Next Sunday is the 40th anniversary of Watergate. The Nixon White House called it a third-rate burglary. But the crime, and subsequent cover-up, would lead to President Richard Nixon's resignation.
On Monday night, The Washington Post sponsored a panel discussion about the legacy of the break-in, with not all, but some of the President's men and the two reporters who helped to expose the scandal.
"What's interesting," says Bob Woodward. "Try to step back a little bit. Richard Nixon did not understand what the presidency was."
"This story was like getting into a warm bath," adds Carl Bernstein. "And it got hotter and hotter and hotter, so you were able to withstand the heat."
Bernstein and Woodward were the maverick Washington Post reporters who, 40 years ago, blew the lid off the Watergate scandal - exposing widespread corruption orchestrated by Richard Nixon and some of his closest advisers.
"I authorized a covert operation in July 1971," Bud Krogh told the audience of several hundred on the 11th floor of the Watergate Office Building - five floors above the office suite burglarized the night of June 17, 1972.
Krogh was a White House lawyer who helped to direct the "plumbers," Nixon's band of burglars and thieves who carried out the Watergate and earlier break-ins.
"It was carried out," Krogh explains (referring to the break-in at Daniel Ellsberg's psychiatrist's office.

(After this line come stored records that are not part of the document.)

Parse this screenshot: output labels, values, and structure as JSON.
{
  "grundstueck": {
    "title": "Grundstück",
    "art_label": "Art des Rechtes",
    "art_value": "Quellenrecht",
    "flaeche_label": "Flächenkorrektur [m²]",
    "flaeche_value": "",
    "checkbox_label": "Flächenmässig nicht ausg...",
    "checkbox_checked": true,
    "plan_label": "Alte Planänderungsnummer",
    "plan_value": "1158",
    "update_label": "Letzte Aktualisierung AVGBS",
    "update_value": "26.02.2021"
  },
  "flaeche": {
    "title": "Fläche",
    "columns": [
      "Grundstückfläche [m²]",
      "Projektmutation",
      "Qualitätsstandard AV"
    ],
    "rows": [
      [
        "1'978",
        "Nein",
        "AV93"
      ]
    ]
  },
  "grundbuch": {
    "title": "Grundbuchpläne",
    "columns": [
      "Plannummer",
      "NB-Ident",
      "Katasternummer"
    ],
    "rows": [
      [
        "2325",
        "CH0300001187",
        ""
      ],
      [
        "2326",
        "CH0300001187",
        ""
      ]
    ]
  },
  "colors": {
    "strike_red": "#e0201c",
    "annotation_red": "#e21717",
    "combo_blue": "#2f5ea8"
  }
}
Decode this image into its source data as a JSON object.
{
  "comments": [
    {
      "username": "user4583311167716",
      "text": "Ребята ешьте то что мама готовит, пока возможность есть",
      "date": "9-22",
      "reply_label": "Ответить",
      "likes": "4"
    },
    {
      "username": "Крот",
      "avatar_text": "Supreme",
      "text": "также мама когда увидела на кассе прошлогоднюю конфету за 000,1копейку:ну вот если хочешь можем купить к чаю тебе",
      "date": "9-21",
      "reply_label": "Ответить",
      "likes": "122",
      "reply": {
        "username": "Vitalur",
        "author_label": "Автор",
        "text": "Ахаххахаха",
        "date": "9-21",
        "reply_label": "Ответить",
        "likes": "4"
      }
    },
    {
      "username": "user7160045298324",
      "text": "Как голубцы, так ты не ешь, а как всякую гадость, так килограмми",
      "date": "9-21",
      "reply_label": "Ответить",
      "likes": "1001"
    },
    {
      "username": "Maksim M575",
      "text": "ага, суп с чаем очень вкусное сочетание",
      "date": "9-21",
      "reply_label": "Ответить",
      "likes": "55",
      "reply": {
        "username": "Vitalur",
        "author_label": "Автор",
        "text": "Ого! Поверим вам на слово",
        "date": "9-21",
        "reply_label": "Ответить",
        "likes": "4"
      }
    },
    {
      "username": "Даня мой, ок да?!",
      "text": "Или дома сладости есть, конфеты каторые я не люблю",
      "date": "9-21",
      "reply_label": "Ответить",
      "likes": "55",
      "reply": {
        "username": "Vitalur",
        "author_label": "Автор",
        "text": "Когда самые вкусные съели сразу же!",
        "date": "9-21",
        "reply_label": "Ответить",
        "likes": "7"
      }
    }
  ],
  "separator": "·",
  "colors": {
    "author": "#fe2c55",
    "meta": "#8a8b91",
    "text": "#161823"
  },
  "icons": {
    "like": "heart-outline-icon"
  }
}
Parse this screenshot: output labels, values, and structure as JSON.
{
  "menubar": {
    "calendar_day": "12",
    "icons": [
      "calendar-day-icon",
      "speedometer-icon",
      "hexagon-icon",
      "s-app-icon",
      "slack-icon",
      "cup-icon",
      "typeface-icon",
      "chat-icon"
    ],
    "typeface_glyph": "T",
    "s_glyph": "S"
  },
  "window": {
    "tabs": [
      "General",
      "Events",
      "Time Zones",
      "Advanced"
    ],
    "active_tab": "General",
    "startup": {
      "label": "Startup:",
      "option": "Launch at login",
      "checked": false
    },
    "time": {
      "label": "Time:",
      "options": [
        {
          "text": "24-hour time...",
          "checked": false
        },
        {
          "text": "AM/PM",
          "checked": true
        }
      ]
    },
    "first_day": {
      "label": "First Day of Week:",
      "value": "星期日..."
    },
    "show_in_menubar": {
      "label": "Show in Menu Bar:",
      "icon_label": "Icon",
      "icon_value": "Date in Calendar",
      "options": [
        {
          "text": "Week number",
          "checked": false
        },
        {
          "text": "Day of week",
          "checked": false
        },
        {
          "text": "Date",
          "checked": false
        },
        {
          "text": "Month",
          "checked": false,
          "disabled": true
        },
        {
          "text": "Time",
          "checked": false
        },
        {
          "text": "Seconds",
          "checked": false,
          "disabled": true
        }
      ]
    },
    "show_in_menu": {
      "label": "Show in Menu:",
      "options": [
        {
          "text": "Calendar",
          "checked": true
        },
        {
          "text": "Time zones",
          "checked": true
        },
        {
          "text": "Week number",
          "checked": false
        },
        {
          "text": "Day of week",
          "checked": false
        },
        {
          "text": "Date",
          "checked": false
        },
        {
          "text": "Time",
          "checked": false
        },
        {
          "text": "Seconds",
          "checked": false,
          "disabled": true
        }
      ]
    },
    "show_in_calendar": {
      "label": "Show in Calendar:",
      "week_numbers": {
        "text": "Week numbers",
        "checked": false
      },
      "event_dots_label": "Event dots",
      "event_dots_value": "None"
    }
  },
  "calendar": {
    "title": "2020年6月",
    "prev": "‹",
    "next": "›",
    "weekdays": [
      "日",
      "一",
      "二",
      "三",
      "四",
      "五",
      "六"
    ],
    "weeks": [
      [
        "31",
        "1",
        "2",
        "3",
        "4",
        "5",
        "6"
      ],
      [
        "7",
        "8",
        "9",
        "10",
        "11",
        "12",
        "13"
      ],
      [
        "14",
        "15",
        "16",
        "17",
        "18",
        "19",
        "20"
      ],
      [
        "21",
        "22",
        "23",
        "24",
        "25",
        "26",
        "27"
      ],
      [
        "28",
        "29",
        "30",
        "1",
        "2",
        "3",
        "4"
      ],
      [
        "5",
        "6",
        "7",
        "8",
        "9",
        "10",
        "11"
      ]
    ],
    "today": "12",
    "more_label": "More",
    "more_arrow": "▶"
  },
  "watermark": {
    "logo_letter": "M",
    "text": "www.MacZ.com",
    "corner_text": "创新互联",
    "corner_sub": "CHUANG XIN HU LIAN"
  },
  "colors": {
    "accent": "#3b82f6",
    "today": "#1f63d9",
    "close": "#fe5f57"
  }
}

Ellsberg had leaked the Pentagon Papers to the New York Times, Washington Post and other news outlets. The Pentagon Papers was a secret White House history of the Vietnam War).
"Nothing was found," Krogh goes on to say. "But what that constituted at that time, and I've looked back on this a lot over the last few years, was a major breakdown in integrity. My personal integrity and that of the unit for which I worked."
He spent four months and two weeks in jail.
Woodward went on to talk about the work of the "Plumbers."
"And one of the operations was to get somebody to climb the telephone pole behind Joe Craft's house. He was a columnist for the Washington Post. And tap his telephone. Now if they had been caught at that, maybe there wouldn't have been a Watergate," says Woodward.
President Nixon's White House counsel John Dean also spoke at the seminar.
"The cover-up really starts within moments of the White House learning about the fact that five men have been arrested here in this building wearing business suits, rubber gloves, money stashed in their pocket and that there from the re-election committee," says Dean.
Nixon won reelection in November 1972. In August 1974, he became the first and only United States President to resign from office.